**YOUR OBJECTIVE**
Lines that contain "AIRCRAFT" are to be copied from the material, every one of them.

**RECORDED DATA**
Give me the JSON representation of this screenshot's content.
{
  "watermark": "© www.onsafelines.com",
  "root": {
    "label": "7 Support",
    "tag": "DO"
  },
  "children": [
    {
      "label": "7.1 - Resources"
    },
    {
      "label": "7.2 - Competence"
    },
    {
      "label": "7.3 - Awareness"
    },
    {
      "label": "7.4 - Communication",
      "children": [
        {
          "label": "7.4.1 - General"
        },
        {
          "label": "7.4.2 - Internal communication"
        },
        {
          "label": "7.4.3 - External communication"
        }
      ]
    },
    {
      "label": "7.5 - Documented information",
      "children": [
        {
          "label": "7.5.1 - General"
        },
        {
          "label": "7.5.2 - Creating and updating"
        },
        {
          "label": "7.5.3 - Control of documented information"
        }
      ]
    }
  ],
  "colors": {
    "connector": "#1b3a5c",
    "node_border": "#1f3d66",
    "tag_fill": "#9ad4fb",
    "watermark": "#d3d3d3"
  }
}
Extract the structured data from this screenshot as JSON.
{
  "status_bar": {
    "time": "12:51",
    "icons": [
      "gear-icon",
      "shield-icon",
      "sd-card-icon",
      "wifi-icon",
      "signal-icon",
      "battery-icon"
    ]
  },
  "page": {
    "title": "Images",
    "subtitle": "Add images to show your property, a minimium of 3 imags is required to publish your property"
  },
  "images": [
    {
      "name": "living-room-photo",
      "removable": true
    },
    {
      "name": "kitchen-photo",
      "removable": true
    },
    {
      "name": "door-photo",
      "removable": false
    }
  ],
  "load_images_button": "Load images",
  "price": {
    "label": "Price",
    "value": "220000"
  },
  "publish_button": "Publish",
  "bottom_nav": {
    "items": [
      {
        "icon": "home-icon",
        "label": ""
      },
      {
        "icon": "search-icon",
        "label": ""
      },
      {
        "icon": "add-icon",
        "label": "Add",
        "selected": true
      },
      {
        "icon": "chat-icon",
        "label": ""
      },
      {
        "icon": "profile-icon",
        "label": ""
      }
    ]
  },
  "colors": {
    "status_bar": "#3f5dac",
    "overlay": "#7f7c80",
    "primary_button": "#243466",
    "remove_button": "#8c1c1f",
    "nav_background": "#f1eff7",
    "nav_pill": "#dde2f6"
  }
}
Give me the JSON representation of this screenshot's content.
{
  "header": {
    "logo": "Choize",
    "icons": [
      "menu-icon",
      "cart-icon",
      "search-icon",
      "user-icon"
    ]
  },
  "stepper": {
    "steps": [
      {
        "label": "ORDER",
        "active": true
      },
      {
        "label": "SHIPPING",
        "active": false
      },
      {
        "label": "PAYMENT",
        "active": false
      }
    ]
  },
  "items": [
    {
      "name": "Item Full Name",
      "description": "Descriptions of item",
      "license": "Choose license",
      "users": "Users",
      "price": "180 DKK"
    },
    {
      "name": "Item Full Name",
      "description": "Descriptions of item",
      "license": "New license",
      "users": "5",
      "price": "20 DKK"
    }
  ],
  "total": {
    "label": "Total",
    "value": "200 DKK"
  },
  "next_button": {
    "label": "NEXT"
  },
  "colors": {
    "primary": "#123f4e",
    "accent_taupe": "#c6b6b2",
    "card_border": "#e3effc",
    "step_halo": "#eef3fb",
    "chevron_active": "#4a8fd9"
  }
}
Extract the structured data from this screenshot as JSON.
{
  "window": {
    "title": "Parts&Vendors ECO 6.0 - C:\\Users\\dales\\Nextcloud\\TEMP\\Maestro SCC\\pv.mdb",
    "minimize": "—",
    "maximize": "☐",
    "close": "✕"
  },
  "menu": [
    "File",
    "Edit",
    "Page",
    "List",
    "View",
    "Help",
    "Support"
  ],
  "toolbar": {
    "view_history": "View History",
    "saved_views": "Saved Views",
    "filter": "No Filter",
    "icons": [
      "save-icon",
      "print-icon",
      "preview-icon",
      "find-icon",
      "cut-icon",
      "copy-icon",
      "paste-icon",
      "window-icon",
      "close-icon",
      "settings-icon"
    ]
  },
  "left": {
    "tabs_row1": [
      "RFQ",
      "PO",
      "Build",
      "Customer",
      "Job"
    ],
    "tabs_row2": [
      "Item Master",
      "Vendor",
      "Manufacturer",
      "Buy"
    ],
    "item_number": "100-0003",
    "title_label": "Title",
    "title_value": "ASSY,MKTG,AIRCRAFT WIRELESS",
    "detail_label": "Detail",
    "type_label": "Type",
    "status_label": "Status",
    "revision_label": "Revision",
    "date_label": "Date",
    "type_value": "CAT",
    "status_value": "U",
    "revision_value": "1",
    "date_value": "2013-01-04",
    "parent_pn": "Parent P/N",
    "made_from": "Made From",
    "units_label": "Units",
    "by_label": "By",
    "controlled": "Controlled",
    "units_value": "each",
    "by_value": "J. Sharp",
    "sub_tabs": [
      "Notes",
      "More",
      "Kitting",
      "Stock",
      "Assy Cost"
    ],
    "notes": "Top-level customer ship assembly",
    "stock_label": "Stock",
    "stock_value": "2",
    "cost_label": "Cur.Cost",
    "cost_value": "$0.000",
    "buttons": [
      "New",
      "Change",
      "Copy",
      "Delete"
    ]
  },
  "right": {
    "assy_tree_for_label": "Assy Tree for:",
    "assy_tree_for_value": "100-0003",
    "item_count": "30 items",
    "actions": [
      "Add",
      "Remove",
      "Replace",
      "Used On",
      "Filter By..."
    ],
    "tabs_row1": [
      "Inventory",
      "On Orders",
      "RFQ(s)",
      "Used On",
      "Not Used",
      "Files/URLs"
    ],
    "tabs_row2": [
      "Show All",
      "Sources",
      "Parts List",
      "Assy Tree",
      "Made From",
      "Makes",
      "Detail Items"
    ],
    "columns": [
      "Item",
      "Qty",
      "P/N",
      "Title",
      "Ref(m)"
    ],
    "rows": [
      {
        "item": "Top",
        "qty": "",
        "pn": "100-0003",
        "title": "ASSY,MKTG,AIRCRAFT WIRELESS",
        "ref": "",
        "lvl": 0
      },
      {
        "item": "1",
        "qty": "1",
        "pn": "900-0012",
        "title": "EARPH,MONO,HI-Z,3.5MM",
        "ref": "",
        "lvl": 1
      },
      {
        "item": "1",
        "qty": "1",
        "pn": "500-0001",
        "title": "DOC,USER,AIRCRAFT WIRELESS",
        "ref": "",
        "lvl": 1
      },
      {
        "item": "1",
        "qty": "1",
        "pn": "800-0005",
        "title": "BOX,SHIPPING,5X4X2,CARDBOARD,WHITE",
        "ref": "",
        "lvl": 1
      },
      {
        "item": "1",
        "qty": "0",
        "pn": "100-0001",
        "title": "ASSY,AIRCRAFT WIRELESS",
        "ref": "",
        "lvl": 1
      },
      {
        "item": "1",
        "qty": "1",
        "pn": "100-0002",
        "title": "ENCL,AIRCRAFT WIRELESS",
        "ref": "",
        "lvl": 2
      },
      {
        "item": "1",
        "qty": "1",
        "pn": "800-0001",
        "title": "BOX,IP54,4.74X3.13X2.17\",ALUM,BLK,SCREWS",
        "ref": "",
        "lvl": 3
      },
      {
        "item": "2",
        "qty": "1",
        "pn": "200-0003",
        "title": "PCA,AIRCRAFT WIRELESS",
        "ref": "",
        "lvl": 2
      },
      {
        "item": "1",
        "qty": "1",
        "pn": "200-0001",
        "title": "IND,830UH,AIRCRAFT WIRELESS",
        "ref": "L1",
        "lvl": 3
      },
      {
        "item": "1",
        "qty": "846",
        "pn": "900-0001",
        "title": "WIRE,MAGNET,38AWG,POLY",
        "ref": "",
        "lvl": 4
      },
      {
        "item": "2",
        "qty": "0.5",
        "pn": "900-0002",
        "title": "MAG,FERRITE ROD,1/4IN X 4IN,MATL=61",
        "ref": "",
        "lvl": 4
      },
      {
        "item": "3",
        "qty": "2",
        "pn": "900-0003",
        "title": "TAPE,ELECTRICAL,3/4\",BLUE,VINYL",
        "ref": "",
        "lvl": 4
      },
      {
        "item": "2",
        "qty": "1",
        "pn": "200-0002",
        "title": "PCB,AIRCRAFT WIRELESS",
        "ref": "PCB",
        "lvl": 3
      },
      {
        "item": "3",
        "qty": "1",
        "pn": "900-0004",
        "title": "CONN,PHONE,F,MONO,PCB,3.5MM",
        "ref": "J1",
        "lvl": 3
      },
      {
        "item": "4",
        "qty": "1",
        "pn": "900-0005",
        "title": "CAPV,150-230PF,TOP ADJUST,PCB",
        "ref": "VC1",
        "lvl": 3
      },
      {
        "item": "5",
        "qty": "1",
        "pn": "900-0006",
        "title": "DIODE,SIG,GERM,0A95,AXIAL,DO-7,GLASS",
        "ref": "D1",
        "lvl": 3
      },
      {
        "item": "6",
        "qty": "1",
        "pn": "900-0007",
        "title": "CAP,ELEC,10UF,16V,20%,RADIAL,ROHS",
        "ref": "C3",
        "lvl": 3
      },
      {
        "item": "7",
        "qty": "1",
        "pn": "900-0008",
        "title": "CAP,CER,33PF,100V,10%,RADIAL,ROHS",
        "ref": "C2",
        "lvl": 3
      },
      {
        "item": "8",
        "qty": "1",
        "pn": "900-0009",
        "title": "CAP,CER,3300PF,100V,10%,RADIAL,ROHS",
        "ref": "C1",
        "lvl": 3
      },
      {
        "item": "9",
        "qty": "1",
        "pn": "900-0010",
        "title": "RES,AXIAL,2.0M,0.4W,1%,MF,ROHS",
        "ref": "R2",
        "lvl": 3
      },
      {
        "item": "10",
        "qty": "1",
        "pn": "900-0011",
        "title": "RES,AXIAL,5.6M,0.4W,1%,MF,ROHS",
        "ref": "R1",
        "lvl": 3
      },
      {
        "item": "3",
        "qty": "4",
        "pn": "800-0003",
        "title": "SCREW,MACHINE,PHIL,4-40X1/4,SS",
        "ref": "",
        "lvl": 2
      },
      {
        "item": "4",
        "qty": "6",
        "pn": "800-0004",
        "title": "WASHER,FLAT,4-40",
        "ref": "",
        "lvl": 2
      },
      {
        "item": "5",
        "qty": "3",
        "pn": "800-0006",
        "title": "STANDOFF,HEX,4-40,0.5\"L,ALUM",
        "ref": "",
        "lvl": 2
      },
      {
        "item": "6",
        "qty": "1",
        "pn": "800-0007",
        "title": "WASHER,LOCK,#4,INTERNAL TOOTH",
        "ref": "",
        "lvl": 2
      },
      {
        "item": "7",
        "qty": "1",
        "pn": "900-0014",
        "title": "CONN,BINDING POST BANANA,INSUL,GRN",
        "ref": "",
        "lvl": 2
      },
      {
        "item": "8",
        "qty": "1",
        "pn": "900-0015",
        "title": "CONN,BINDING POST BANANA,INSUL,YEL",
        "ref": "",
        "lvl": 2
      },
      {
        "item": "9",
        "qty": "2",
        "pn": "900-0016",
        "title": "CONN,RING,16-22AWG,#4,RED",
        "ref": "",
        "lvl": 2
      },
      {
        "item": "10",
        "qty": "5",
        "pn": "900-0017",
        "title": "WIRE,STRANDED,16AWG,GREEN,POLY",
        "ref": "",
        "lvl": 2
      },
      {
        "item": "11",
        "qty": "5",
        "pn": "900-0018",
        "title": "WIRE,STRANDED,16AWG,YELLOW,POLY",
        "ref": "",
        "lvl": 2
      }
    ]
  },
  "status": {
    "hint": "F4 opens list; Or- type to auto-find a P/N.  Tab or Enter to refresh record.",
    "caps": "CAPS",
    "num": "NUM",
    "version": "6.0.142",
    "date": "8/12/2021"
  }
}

**EXERCISE SOLUTION**
    "title_value": "ASSY,MKTG,AIRCRAFT WIRELESS",
        "title": "ASSY,MKTG,AIRCRAFT WIRELESS",
        "title": "DOC,USER,AIRCRAFT WIRELESS",
        "title": "ASSY,AIRCRAFT WIRELESS",
        "title": "ENCL,AIRCRAFT WIRELESS",
        "title": "PCA,AIRCRAFT WIRELESS",
        "title": "IND,830UH,AIRCRAFT WIRELESS",
        "title": "PCB,AIRCRAFT WIRELESS",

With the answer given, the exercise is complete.